Never have so many people been out of work in Manteca since the Great Depression.

A record 16.1 percent of all employable adults in Manteca were without work in January. It was the fourth straight record month of post World War II unemployment.

Manteca is expected to add 140 jobs this month with the opening of Red Robin Gourmet Burgers and the Hampton Inn Suites at the Promenade Shops at Orchard Valley. That, however, is expected to be overshadowed by the loss of several hundred jobs held by Manteca residents at the NUMMI plant closing in Fremont on April 1 plus the ripple effect on part suppliers – of which several manufactures are located in the Manteca area – plus the trucking industry.

Manteca mirrored San Joaquin County as well as neighboring communities in seeing an increase in unemployment. The jump in Manteca was not as harsh as elsewhere such as Ripon and Lathrop that suffered jumps of 2 to 3 points in their jobless rates.

Among San Joaquin County cities, Manteca has the third highest unemployment rate behind Stockton at 21.9% and Escalon at 16.9%.

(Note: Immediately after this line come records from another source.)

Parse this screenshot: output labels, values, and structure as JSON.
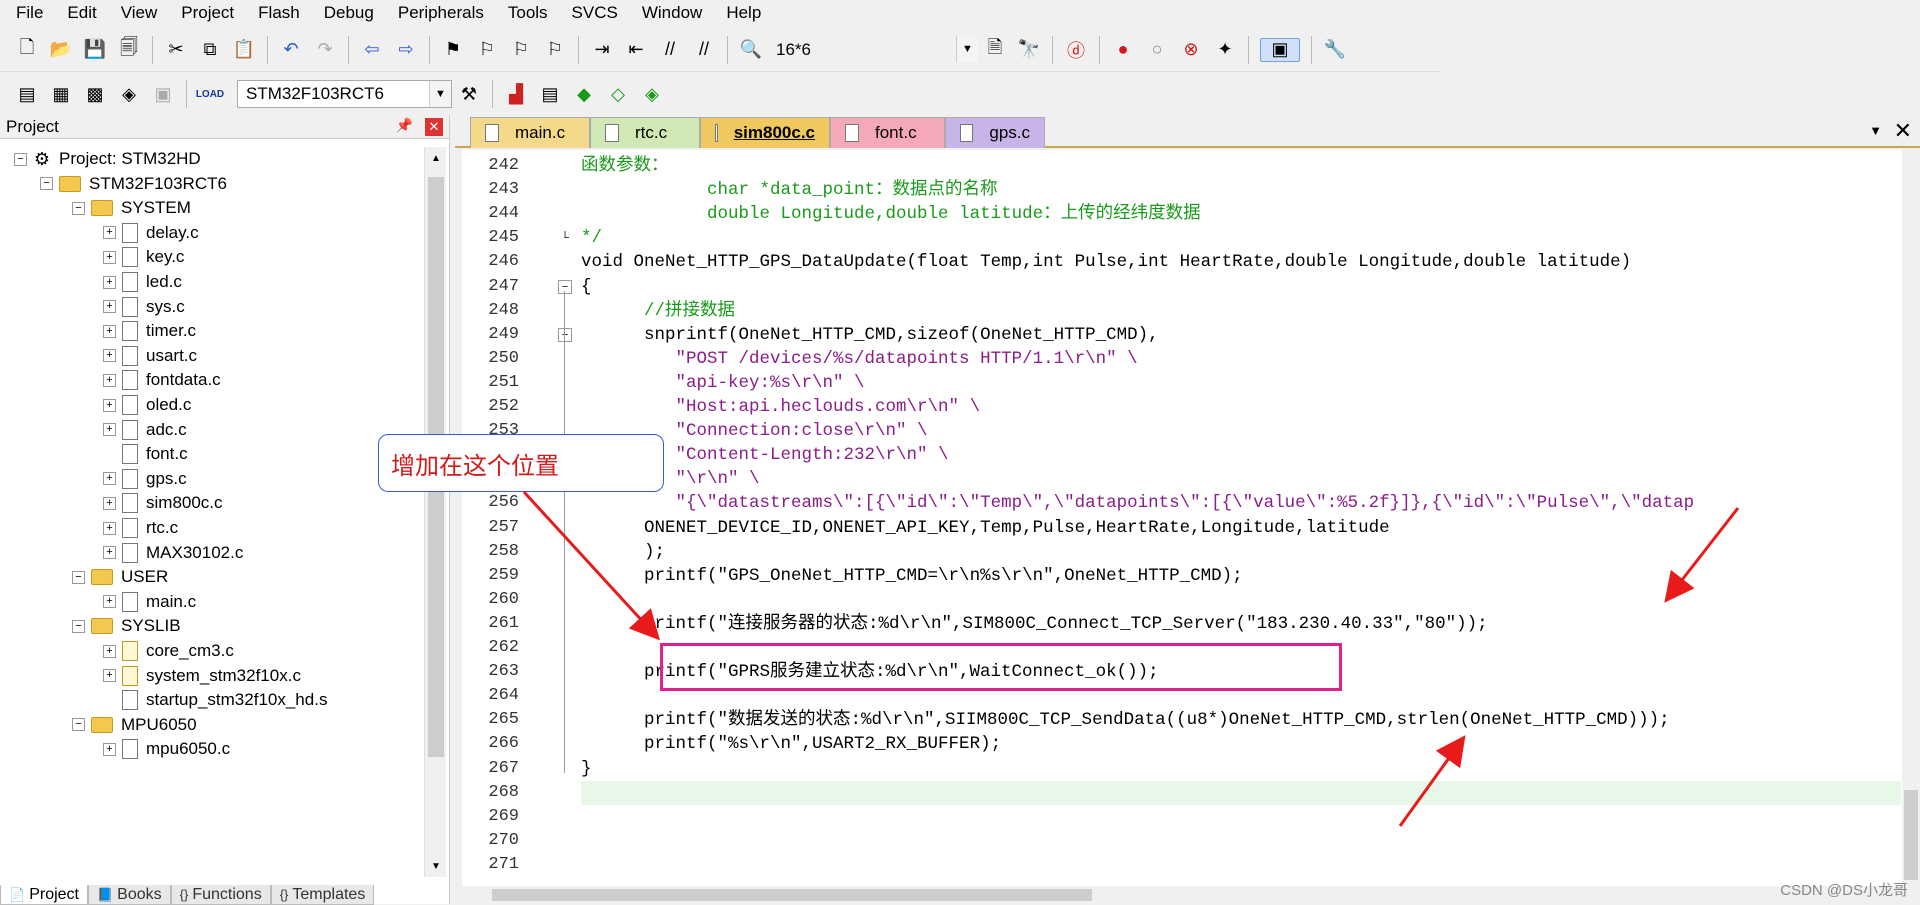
{
  "menu": [
    "File",
    "Edit",
    "View",
    "Project",
    "Flash",
    "Debug",
    "Peripherals",
    "Tools",
    "SVCS",
    "Window",
    "Help"
  ],
  "toolbar": {
    "find_value": "16*6",
    "target_value": "STM32F103RCT6",
    "icons": [
      "new-file-icon",
      "open-icon",
      "save-icon",
      "save-all-icon",
      "cut-icon",
      "copy-icon",
      "paste-icon",
      "undo-icon",
      "redo-icon",
      "nav-back-icon",
      "nav-forward-icon",
      "bookmark-icon",
      "prev-bookmark-icon",
      "next-bookmark-icon",
      "clear-bookmarks-icon",
      "indent-icon",
      "unindent-icon",
      "comment-icon",
      "uncomment-icon",
      "find-in-files-icon",
      "find-icon",
      "incremental-find-icon",
      "debug-icon",
      "breakpoint-icon",
      "disable-breakpoint-icon",
      "kill-breakpoints-icon",
      "config-icon",
      "window-icon",
      "tools-icon"
    ]
  },
  "project": {
    "title": "Project",
    "root": "Project: STM32HD",
    "target": "STM32F103RCT6",
    "groups": [
      {
        "name": "SYSTEM",
        "files": [
          "delay.c",
          "key.c",
          "led.c",
          "sys.c",
          "timer.c",
          "usart.c",
          "fontdata.c",
          "oled.c",
          "adc.c",
          "font.c",
          "gps.c",
          "sim800c.c",
          "rtc.c",
          "MAX30102.c"
        ]
      },
      {
        "name": "USER",
        "files": [
          "main.c"
        ]
      },
      {
        "name": "SYSLIB",
        "files": [
          "core_cm3.c",
          "system_stm32f10x.c",
          "startup_stm32f10x_hd.s"
        ]
      },
      {
        "name": "MPU6050",
        "files": [
          "mpu6050.c"
        ]
      }
    ],
    "bottom_tabs": [
      "Project",
      "Books",
      "Functions",
      "Templates"
    ]
  },
  "editor": {
    "tabs": [
      {
        "label": "main.c",
        "color": "#f5d98a"
      },
      {
        "label": "rtc.c",
        "color": "#cfe8b4"
      },
      {
        "label": "sim800c.c",
        "color": "#f0c860",
        "active": true
      },
      {
        "label": "font.c",
        "color": "#f5a8b8"
      },
      {
        "label": "gps.c",
        "color": "#c8b4e8"
      }
    ],
    "lines": [
      {
        "n": "242",
        "text": "函数参数：",
        "cls": "gr"
      },
      {
        "n": "243",
        "text": "            char *data_point：数据点的名称",
        "cls": "gr"
      },
      {
        "n": "244",
        "text": "            double Longitude,double latitude：上传的经纬度数据",
        "cls": "gr"
      },
      {
        "n": "245",
        "text": "*/",
        "cls": "gr"
      },
      {
        "n": "246",
        "text": "void OneNet_HTTP_GPS_DataUpdate(float Temp,int Pulse,int HeartRate,double Longitude,double latitude)",
        "cls": "in"
      },
      {
        "n": "247",
        "text": "{",
        "cls": "in"
      },
      {
        "n": "248",
        "text": "      //拼接数据",
        "cls": "gr"
      },
      {
        "n": "249",
        "text": "      snprintf(OneNet_HTTP_CMD,sizeof(OneNet_HTTP_CMD),",
        "cls": "in"
      },
      {
        "n": "250",
        "text": "         \"POST /devices/%s/datapoints HTTP/1.1\\r\\n\" \\",
        "cls": "pu"
      },
      {
        "n": "251",
        "text": "         \"api-key:%s\\r\\n\" \\",
        "cls": "pu"
      },
      {
        "n": "252",
        "text": "         \"Host:api.heclouds.com\\r\\n\" \\",
        "cls": "pu"
      },
      {
        "n": "253",
        "text": "         \"Connection:close\\r\\n\" \\",
        "cls": "pu"
      },
      {
        "n": "254",
        "text": "         \"Content-Length:232\\r\\n\" \\",
        "cls": "pu"
      },
      {
        "n": "255",
        "text": "         \"\\r\\n\" \\",
        "cls": "pu"
      },
      {
        "n": "256",
        "text": "         \"{\\\"datastreams\\\":[{\\\"id\\\":\\\"Temp\\\",\\\"datapoints\\\":[{\\\"value\\\":%5.2f}]},{\\\"id\\\":\\\"Pulse\\\",\\\"datap",
        "cls": "pu"
      },
      {
        "n": "257",
        "text": "      ONENET_DEVICE_ID,ONENET_API_KEY,Temp,Pulse,HeartRate,Longitude,latitude",
        "cls": "in"
      },
      {
        "n": "258",
        "text": "      );",
        "cls": "in"
      },
      {
        "n": "259",
        "text": "      printf(\"GPS_OneNet_HTTP_CMD=\\r\\n%s\\r\\n\",OneNet_HTTP_CMD);",
        "cls": "in"
      },
      {
        "n": "260",
        "text": "",
        "cls": "in"
      },
      {
        "n": "261",
        "text": "      printf(\"连接服务器的状态:%d\\r\\n\",SIM800C_Connect_TCP_Server(\"183.230.40.33\",\"80\"));",
        "cls": "in"
      },
      {
        "n": "262",
        "text": "",
        "cls": "in"
      },
      {
        "n": "263",
        "text": "      printf(\"GPRS服务建立状态:%d\\r\\n\",WaitConnect_ok());",
        "cls": "in"
      },
      {
        "n": "264",
        "text": "",
        "cls": "in"
      },
      {
        "n": "265",
        "text": "      printf(\"数据发送的状态:%d\\r\\n\",SIIM800C_TCP_SendData((u8*)OneNet_HTTP_CMD,strlen(OneNet_HTTP_CMD)));",
        "cls": "in"
      },
      {
        "n": "266",
        "text": "      printf(\"%s\\r\\n\",USART2_RX_BUFFER);",
        "cls": "in"
      },
      {
        "n": "267",
        "text": "}",
        "cls": "in"
      },
      {
        "n": "268",
        "text": "",
        "cls": "hl"
      },
      {
        "n": "269",
        "text": "",
        "cls": "in"
      },
      {
        "n": "270",
        "text": "",
        "cls": "in"
      },
      {
        "n": "271",
        "text": "",
        "cls": "in"
      }
    ]
  },
  "annotation": {
    "callout": "增加在这个位置",
    "accent": "#e0218a",
    "arrow_color": "#e81a1a"
  },
  "watermark": "CSDN @DS小龙哥"
}
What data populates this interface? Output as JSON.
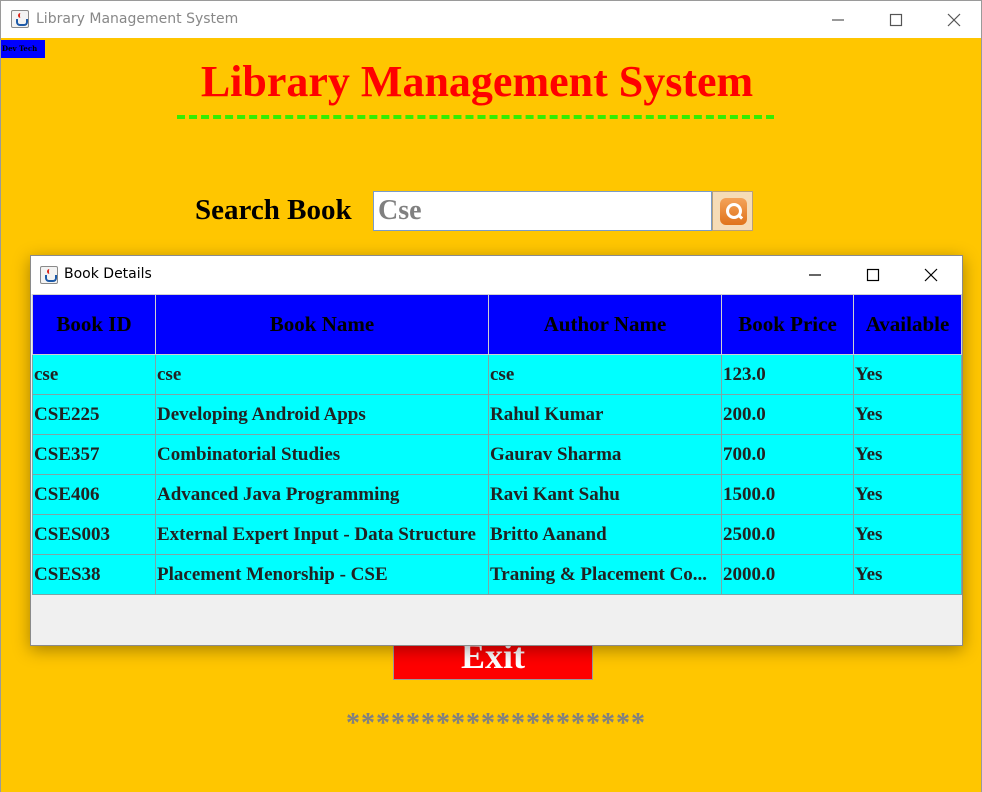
{
  "window": {
    "title": "Library Management System"
  },
  "main": {
    "dev_tag": "Dev Tech",
    "app_title": "Library Management System",
    "search_label": "Search Book",
    "search_value": "Cse",
    "exit_label": "Exit",
    "stars": "********************"
  },
  "dialog": {
    "title": "Book Details",
    "columns": [
      "Book ID",
      "Book Name",
      "Author Name",
      "Book Price",
      "Available"
    ],
    "rows": [
      [
        "cse",
        "cse",
        "cse",
        "123.0",
        "Yes"
      ],
      [
        "CSE225",
        "Developing Android Apps",
        "Rahul Kumar",
        "200.0",
        "Yes"
      ],
      [
        "CSE357",
        "Combinatorial Studies",
        "Gaurav Sharma",
        "700.0",
        "Yes"
      ],
      [
        "CSE406",
        "Advanced Java Programming",
        "Ravi Kant Sahu",
        "1500.0",
        "Yes"
      ],
      [
        "CSES003",
        "External Expert Input - Data Structure",
        "Britto Aanand",
        "2500.0",
        "Yes"
      ],
      [
        "CSES38",
        "Placement Menorship - CSE",
        "Traning & Placement Co...",
        "2000.0",
        "Yes"
      ]
    ]
  },
  "colors": {
    "background": "#ffc600",
    "title_red": "#ff0000",
    "underline_green": "#33ee00",
    "header_blue": "#0000ff",
    "cell_cyan": "#00ffff"
  },
  "icons": {
    "window_icon": "java-cup-icon",
    "search_icon": "magnifier-icon"
  }
}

Employment statewide shot up from 12.2 percent in December to 13.2 percent in January. That compares to a national unemployment rate of 10.6 percent. San Joaquin County’s unemployment rate for January reached 18.4 percent compared to 17.1 percent in December

In terms of actual jobs within San Joaquin County regardless of where those who hold them reside, the county registered a net loss of 3,800 jobs. The biggest hits were in trades, transportation and utilities with 1,500 jobs lost. Every major category of employment either lost ground or was unchanged in January. The only bright spot was in a sub category – federal government jobs. That sub category saw 100 new jobs – the only employment increase as a whole in San Joaquin County. Those jobs were with the Department of Defense.

The jobless rate in the Northern San Joaquin Valley is impacted as much by the Bay Area economy as it is by the local economy. The data reflects the number of available adults who are gainfully employed or not within a certain jurisdiction within the county. Overall, the job count reflects positions available in the county although they could be held by non-county residents just like many Bay Area jobs are held by those who live in the Northern San Joaquin Valley.